**TASK REQUIREMENTS**
Once you have read the listing, retype all of it exactly.
________________
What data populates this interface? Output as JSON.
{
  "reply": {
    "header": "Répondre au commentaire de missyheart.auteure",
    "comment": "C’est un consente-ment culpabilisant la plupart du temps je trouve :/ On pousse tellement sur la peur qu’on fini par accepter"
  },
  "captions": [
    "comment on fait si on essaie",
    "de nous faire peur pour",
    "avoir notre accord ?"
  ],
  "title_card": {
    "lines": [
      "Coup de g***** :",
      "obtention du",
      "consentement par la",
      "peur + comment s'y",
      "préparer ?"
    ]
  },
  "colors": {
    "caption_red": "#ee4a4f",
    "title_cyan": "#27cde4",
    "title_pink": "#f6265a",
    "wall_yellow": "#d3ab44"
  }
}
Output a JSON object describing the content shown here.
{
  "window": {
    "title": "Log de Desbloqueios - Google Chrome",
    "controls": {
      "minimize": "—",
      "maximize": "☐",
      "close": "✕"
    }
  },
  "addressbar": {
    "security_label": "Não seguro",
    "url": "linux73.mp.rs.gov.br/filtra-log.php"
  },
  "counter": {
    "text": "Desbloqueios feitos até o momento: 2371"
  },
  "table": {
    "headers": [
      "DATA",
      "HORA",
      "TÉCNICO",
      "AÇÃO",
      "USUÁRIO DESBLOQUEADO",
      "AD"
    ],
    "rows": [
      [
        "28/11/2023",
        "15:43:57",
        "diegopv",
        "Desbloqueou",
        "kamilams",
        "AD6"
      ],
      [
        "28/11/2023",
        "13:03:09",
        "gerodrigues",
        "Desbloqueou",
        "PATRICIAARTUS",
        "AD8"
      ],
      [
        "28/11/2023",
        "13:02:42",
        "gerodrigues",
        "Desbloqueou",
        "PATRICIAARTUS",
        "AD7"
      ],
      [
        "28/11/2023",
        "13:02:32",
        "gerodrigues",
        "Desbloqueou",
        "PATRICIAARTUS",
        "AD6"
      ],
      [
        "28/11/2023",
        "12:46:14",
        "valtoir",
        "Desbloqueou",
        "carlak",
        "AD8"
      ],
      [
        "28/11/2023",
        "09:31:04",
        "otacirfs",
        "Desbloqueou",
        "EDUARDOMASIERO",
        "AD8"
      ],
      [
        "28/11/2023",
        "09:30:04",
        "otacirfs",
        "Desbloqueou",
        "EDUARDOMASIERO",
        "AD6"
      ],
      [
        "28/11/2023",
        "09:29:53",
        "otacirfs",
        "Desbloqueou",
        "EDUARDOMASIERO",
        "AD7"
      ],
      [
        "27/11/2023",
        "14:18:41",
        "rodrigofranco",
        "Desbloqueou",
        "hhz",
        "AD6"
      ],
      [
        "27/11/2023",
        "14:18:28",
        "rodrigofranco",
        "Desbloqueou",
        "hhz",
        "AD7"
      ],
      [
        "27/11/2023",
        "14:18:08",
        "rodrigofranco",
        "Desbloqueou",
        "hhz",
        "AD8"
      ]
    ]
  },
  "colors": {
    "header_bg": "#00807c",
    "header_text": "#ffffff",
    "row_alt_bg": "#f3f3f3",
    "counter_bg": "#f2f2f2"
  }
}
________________
**RESPONSE**
What data populates this interface? Output as JSON.
{
  "reply": {
    "header": "Répondre au commentaire de missyheart.auteure",
    "comment": "C’est un consente-ment culpabilisant la plupart du temps je trouve :/ On pousse tellement sur la peur qu’on fini par accepter"
  },
  "captions": [
    "comment on fait si on essaie",
    "de nous faire peur pour",
    "avoir notre accord ?"
  ],
  "title_card": {
    "lines": [
      "Coup de g***** :",
      "obtention du",
      "consentement par la",
      "peur + comment s'y",
      "préparer ?"
    ]
  },
  "colors": {
    "caption_red": "#ee4a4f",
    "title_cyan": "#27cde4",
    "title_pink": "#f6265a",
    "wall_yellow": "#d3ab44"
  }
}
Output a JSON object describing the content shown here.
{
  "window": {
    "title": "Log de Desbloqueios - Google Chrome",
    "controls": {
      "minimize": "—",
      "maximize": "☐",
      "close": "✕"
    }
  },
  "addressbar": {
    "security_label": "Não seguro",
    "url": "linux73.mp.rs.gov.br/filtra-log.php"
  },
  "counter": {
    "text": "Desbloqueios feitos até o momento: 2371"
  },
  "table": {
    "headers": [
      "DATA",
      "HORA",
      "TÉCNICO",
      "AÇÃO",
      "USUÁRIO DESBLOQUEADO",
      "AD"
    ],
    "rows": [
      [
        "28/11/2023",
        "15:43:57",
        "diegopv",
        "Desbloqueou",
        "kamilams",
        "AD6"
      ],
      [
        "28/11/2023",
        "13:03:09",
        "gerodrigues",
        "Desbloqueou",
        "PATRICIAARTUS",
        "AD8"
      ],
      [
        "28/11/2023",
        "13:02:42",
        "gerodrigues",
        "Desbloqueou",
        "PATRICIAARTUS",
        "AD7"
      ],
      [
        "28/11/2023",
        "13:02:32",
        "gerodrigues",
        "Desbloqueou",
        "PATRICIAARTUS",
        "AD6"
      ],
      [
        "28/11/2023",
        "12:46:14",
        "valtoir",
        "Desbloqueou",
        "carlak",
        "AD8"
      ],
      [
        "28/11/2023",
        "09:31:04",
        "otacirfs",
        "Desbloqueou",
        "EDUARDOMASIERO",
        "AD8"
      ],
      [
        "28/11/2023",
        "09:30:04",
        "otacirfs",
        "Desbloqueou",
        "EDUARDOMASIERO",
        "AD6"
      ],
      [
        "28/11/2023",
        "09:29:53",
        "otacirfs",
        "Desbloqueou",
        "EDUARDOMASIERO",
        "AD7"
      ],
      [
        "27/11/2023",
        "14:18:41",
        "rodrigofranco",
        "Desbloqueou",
        "hhz",
        "AD6"
      ],
      [
        "27/11/2023",
        "14:18:28",
        "rodrigofranco",
        "Desbloqueou",
        "hhz",
        "AD7"
      ],
      [
        "27/11/2023",
        "14:18:08",
        "rodrigofranco",
        "Desbloqueou",
        "hhz",
        "AD8"
      ]
    ]
  },
  "colors": {
    "header_bg": "#00807c",
    "header_text": "#ffffff",
    "row_alt_bg": "#f3f3f3",
    "counter_bg": "#f2f2f2"
  }
}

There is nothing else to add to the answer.